** The problem **
Would you copy only the lines below, beginning with the one that contains "Convert this screenshot" and running through the last entry line?

(Extracted data entries)

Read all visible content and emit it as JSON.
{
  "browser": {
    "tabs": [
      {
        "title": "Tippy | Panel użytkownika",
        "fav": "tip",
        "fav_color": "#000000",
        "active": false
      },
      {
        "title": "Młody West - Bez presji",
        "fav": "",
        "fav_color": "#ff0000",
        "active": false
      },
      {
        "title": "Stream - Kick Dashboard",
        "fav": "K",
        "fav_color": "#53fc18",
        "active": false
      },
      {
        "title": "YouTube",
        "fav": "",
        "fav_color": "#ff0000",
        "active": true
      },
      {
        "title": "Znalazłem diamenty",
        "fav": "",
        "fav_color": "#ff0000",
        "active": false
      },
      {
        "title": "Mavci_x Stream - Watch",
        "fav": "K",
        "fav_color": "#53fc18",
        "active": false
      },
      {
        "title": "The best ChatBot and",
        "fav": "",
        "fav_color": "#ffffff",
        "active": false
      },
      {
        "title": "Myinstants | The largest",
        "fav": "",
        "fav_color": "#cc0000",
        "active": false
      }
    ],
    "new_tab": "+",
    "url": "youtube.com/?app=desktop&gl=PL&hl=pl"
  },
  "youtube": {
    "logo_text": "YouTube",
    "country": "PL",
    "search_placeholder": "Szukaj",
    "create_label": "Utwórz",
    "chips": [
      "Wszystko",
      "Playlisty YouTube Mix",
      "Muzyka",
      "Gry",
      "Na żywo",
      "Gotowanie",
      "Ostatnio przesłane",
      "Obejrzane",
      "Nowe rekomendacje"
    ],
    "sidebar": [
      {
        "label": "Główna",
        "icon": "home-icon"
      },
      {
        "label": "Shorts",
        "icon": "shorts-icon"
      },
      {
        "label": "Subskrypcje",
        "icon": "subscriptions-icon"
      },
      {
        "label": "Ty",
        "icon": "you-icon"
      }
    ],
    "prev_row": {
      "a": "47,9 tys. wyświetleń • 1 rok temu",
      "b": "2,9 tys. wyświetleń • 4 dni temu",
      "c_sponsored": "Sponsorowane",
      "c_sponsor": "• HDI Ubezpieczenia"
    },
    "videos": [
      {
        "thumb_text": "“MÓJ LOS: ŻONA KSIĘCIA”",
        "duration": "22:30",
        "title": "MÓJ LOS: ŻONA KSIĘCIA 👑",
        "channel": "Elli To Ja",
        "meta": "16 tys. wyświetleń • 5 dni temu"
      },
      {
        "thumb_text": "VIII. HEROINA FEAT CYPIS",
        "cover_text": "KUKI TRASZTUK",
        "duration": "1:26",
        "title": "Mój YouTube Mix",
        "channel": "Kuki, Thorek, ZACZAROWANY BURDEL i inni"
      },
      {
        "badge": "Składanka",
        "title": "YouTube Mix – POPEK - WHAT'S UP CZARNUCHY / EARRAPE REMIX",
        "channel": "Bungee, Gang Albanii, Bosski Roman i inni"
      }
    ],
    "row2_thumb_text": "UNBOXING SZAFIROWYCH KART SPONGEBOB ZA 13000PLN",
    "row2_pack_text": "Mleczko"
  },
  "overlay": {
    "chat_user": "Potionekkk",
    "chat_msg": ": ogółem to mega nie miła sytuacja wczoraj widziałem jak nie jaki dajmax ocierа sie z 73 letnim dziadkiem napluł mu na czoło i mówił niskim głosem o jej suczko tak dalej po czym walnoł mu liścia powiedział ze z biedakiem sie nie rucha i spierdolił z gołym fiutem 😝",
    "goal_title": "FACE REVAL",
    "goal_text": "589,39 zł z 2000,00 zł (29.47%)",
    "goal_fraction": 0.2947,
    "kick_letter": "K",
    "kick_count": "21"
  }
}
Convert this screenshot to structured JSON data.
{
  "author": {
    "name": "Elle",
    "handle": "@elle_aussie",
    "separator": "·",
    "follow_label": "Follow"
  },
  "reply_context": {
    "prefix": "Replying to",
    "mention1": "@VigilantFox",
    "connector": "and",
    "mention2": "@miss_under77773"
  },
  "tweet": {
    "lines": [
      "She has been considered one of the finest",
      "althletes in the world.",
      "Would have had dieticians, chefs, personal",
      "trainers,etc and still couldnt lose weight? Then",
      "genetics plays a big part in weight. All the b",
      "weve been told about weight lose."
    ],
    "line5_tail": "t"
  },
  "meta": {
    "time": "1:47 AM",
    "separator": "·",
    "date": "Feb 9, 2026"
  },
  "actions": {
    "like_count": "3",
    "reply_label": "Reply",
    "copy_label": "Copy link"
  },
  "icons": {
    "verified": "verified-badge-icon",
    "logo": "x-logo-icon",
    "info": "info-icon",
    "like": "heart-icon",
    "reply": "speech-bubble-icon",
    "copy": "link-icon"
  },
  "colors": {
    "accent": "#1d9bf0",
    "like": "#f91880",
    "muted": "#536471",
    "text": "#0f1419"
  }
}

** The completed task **
Convert this screenshot to structured JSON data.
{
  "author": {
    "name": "Elle",
    "handle": "@elle_aussie",
    "separator": "·",
    "follow_label": "Follow"
  },
  "reply_context": {
    "prefix": "Replying to",
    "mention1": "@VigilantFox",
    "connector": "and",
    "mention2": "@miss_under77773"
  },
  "tweet": {
    "lines": [
      "She has been considered one of the finest",
      "althletes in the world.",
      "Would have had dieticians, chefs, personal",
      "trainers,etc and still couldnt lose weight? Then",
      "genetics plays a big part in weight. All the b",
      "weve been told about weight lose."
    ],
    "line5_tail": "t"
  },
  "meta": {
    "time": "1:47 AM",
    "separator": "·",
    "date": "Feb 9, 2026"
  },
  "actions": {
    "like_count": "3",
    "reply_label": "Reply",
    "copy_label": "Copy link"
  },
  "icons": {
    "verified": "verified-badge-icon",
    "logo": "x-logo-icon",
    "info": "info-icon",
    "like": "heart-icon",
    "reply": "speech-bubble-icon",
    "copy": "link-icon"
  },
  "colors": {
    "accent": "#1d9bf0",
    "like": "#f91880",
    "muted": "#536471",
    "text": "#0f1419"
  }
}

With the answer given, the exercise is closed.